- [Work item] The lines you return should be those containing the string "Readings", taken from the data below.

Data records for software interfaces
***

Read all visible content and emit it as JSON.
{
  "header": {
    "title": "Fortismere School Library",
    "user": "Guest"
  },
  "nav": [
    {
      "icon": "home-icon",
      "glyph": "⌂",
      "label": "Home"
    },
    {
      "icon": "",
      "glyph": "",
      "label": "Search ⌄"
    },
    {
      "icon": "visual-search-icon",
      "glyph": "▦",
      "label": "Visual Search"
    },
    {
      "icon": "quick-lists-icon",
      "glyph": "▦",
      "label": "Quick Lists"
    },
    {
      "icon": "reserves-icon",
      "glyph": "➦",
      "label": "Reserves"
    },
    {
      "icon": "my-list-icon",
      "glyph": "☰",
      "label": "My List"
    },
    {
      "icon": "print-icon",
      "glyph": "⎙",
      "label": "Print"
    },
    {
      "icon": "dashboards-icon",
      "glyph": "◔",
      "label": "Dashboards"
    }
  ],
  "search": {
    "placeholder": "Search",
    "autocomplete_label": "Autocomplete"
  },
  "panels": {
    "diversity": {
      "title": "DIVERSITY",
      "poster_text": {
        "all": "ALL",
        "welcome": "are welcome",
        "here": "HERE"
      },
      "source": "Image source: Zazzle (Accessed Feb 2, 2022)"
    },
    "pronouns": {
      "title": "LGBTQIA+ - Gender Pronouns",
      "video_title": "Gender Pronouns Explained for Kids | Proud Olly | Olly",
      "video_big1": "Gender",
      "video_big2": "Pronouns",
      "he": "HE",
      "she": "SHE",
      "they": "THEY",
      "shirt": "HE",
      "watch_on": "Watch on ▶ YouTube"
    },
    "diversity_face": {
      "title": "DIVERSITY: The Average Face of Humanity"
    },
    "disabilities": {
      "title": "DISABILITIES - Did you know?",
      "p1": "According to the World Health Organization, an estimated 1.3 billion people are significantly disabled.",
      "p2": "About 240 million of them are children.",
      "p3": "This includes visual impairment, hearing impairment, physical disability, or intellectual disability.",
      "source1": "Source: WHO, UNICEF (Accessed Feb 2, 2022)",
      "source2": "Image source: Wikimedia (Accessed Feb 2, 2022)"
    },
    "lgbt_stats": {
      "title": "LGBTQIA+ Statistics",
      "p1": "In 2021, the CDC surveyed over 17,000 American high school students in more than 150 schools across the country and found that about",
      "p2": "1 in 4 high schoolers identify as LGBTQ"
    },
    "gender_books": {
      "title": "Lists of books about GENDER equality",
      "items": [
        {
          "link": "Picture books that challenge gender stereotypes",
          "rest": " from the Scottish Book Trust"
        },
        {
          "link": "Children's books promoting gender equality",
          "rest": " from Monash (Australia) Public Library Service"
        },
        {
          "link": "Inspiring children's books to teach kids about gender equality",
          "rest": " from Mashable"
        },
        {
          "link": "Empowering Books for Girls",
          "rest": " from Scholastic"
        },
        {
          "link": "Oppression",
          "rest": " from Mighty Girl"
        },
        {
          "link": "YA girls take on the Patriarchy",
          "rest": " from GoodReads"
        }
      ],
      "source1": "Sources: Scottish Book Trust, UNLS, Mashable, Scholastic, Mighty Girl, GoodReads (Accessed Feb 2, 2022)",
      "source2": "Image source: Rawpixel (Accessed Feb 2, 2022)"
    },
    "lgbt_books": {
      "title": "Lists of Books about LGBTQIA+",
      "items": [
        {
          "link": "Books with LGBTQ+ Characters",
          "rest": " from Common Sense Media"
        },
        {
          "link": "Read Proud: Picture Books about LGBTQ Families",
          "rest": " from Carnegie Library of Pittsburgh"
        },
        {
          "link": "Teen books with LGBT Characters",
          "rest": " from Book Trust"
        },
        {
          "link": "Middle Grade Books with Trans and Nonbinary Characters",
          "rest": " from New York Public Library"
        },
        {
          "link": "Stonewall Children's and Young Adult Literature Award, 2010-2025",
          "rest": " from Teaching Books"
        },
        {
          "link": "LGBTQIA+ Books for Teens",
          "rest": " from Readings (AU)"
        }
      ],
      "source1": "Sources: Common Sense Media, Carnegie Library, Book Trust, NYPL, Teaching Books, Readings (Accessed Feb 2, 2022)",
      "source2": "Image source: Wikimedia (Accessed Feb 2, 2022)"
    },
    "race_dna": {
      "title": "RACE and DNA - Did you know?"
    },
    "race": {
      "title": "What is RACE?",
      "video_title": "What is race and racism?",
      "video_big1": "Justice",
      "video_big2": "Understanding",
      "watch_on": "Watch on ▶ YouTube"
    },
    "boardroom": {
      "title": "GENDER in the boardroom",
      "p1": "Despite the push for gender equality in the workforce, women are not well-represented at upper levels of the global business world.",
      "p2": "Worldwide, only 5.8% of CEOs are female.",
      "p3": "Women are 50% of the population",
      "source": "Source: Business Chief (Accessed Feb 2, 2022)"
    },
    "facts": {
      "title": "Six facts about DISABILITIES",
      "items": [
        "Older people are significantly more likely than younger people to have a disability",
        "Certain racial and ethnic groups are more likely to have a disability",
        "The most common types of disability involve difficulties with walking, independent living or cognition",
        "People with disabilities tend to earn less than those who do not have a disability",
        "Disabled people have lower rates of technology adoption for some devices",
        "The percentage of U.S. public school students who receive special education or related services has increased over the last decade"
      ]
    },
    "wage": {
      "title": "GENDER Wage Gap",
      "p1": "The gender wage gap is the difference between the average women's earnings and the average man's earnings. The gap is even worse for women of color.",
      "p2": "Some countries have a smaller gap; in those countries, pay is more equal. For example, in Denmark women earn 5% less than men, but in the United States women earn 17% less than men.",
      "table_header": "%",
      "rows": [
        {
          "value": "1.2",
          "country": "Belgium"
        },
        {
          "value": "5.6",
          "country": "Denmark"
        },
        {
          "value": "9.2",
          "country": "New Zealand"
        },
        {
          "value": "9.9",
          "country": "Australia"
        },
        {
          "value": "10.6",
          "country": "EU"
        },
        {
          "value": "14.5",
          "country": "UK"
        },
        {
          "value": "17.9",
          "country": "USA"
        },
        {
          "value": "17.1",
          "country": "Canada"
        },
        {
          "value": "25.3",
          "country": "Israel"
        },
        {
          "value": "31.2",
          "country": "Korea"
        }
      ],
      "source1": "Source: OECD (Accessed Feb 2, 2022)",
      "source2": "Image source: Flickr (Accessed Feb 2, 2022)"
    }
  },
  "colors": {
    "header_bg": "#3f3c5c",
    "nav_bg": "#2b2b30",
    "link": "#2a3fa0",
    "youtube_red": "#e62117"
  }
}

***

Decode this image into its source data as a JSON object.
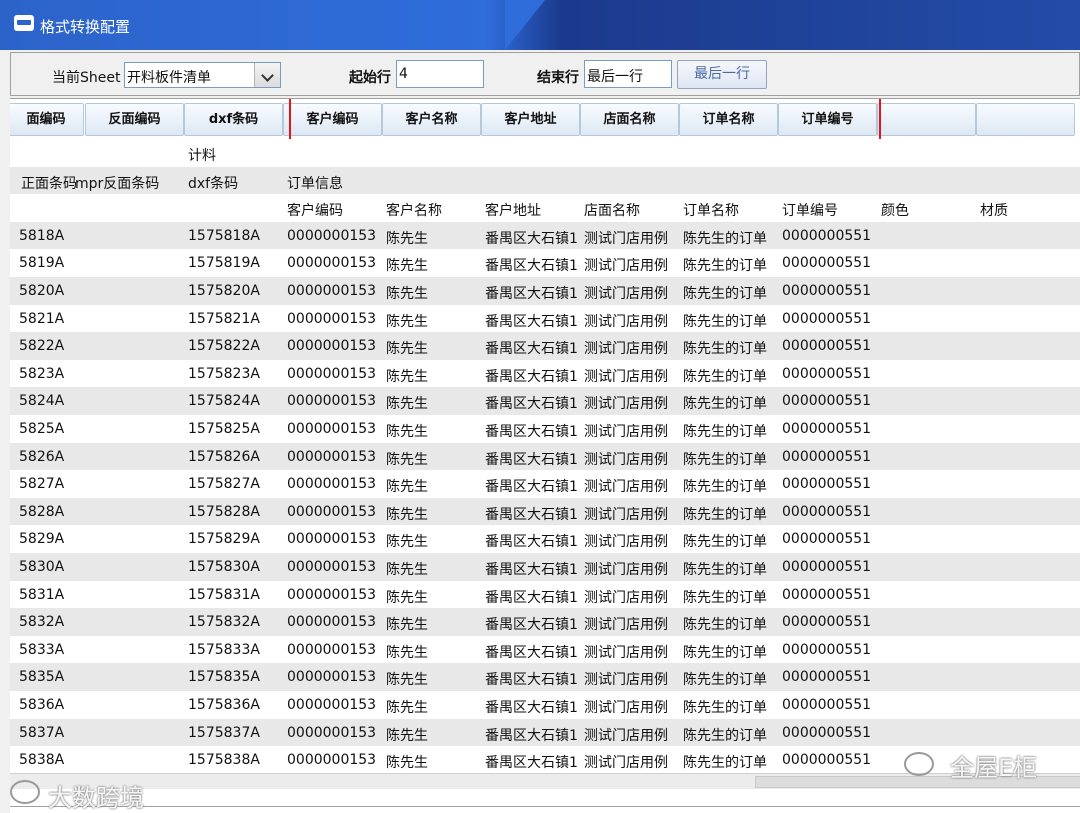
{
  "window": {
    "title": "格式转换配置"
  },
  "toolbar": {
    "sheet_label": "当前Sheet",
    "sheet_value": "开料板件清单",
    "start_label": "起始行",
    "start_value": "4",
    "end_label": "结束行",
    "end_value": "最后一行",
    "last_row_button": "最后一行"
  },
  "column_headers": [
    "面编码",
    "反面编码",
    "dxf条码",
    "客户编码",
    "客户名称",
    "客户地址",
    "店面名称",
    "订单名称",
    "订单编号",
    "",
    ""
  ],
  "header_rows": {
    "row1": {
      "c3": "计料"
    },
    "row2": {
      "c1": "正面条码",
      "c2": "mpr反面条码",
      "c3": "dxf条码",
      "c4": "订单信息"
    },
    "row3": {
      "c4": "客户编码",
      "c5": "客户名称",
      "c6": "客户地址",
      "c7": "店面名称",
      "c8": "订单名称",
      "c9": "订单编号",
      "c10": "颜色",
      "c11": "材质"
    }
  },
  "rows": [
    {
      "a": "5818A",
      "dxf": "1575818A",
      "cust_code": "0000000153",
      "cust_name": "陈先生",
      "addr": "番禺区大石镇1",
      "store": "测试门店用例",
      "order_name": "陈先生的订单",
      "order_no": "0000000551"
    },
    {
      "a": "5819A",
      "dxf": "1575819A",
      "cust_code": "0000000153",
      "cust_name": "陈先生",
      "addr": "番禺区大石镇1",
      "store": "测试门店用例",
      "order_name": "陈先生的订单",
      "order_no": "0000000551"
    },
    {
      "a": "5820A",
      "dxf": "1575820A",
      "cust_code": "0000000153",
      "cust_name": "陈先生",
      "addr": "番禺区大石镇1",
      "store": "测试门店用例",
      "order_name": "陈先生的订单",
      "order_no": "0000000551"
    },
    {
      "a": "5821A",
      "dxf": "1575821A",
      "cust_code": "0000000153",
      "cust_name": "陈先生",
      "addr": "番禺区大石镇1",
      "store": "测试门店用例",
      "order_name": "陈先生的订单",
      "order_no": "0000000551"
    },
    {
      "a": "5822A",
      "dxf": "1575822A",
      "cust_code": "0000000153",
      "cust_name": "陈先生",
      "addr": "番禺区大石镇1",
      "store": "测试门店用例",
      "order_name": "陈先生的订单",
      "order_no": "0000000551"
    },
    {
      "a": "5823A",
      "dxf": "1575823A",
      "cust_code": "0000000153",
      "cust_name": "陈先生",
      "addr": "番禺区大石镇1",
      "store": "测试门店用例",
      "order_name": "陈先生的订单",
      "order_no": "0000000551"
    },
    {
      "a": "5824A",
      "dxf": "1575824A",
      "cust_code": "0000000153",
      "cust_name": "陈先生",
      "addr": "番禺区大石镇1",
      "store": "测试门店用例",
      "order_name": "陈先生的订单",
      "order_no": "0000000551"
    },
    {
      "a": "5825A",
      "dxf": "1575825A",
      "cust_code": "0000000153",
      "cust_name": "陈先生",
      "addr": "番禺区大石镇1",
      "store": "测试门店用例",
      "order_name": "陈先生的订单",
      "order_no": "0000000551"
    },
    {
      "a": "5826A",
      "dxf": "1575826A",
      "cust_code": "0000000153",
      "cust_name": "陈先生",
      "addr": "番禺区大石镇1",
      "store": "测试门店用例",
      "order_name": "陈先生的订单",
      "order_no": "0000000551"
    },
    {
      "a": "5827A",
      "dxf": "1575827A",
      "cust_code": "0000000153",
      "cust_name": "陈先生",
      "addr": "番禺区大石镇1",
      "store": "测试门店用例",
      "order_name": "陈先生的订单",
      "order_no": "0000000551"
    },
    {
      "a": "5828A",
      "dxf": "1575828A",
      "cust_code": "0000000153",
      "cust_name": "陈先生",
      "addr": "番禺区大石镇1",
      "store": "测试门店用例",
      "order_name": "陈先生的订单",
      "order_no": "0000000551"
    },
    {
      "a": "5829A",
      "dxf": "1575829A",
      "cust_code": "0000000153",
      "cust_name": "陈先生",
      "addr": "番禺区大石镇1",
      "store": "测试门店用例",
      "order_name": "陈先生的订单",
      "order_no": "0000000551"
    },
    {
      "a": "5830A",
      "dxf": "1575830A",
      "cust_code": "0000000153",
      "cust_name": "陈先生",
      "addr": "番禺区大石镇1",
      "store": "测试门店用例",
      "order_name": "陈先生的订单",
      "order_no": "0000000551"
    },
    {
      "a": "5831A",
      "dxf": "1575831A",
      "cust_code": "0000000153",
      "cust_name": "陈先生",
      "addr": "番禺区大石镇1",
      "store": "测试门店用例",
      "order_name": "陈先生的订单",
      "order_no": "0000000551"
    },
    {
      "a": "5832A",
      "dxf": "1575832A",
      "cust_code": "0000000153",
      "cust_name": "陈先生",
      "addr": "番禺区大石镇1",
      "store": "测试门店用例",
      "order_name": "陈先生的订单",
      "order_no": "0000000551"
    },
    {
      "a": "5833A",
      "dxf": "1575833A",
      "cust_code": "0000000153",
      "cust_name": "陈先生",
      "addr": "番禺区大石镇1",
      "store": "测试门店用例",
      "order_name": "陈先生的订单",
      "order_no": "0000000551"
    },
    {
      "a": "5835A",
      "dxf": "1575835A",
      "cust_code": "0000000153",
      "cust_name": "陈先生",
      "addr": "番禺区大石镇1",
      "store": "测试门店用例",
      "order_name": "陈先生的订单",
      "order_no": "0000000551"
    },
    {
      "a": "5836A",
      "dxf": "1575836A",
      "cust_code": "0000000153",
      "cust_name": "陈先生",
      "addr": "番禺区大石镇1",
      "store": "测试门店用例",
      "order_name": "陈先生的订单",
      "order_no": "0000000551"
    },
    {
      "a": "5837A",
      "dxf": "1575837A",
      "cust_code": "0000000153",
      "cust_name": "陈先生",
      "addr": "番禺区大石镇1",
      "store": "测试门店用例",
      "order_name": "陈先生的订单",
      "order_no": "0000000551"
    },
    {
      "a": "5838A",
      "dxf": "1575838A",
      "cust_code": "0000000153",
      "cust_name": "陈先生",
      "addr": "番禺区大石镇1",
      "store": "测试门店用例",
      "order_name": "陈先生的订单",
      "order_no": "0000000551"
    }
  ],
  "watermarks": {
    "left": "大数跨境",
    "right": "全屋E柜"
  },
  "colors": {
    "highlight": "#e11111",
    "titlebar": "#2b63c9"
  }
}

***

- [Your solution]
          "rest": " from Readings (AU)"
      "source1": "Sources: Common Sense Media, Carnegie Library, Book Trust, NYPL, Teaching Books, Readings (Accessed Feb 2, 2022)",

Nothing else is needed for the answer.